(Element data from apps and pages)
--------------------------------------------------

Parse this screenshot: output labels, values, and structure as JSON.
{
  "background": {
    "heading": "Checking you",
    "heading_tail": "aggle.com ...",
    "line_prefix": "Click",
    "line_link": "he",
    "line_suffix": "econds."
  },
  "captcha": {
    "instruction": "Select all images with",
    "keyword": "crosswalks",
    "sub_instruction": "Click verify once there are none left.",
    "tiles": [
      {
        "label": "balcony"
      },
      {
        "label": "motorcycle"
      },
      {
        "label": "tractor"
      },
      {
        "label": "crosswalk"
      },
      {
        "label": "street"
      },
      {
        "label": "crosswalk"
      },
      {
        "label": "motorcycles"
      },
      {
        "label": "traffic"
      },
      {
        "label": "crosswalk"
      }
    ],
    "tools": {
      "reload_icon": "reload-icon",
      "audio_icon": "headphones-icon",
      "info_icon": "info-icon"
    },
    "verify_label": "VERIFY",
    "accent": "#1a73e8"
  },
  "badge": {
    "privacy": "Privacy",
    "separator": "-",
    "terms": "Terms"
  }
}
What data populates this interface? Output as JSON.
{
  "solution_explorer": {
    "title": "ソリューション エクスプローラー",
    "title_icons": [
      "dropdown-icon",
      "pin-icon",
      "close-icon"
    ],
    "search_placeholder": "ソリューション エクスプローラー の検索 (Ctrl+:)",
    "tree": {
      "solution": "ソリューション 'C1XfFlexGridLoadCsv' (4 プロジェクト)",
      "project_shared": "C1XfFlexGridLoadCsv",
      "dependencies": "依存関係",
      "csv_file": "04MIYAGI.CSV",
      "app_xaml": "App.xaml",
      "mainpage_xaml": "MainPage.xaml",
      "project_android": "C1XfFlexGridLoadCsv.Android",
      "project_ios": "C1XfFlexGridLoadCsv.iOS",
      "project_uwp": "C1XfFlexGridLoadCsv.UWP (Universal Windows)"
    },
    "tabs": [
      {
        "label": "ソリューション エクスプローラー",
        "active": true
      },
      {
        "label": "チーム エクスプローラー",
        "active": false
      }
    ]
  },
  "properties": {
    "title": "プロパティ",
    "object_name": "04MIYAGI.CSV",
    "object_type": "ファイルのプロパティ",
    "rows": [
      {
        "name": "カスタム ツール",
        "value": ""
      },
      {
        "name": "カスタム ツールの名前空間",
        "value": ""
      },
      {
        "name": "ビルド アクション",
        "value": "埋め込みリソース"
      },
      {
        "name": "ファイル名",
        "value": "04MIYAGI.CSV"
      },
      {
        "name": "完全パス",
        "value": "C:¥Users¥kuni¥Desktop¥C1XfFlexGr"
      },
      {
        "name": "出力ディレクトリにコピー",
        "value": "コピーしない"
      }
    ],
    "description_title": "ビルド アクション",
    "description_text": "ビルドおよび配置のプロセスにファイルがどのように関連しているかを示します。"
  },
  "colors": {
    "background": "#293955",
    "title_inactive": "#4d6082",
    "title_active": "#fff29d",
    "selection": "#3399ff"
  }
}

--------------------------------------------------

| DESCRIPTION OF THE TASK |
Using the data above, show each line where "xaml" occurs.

| WRITTEN ANSWER |
      "app_xaml": "App.xaml",
      "mainpage_xaml": "MainPage.xaml",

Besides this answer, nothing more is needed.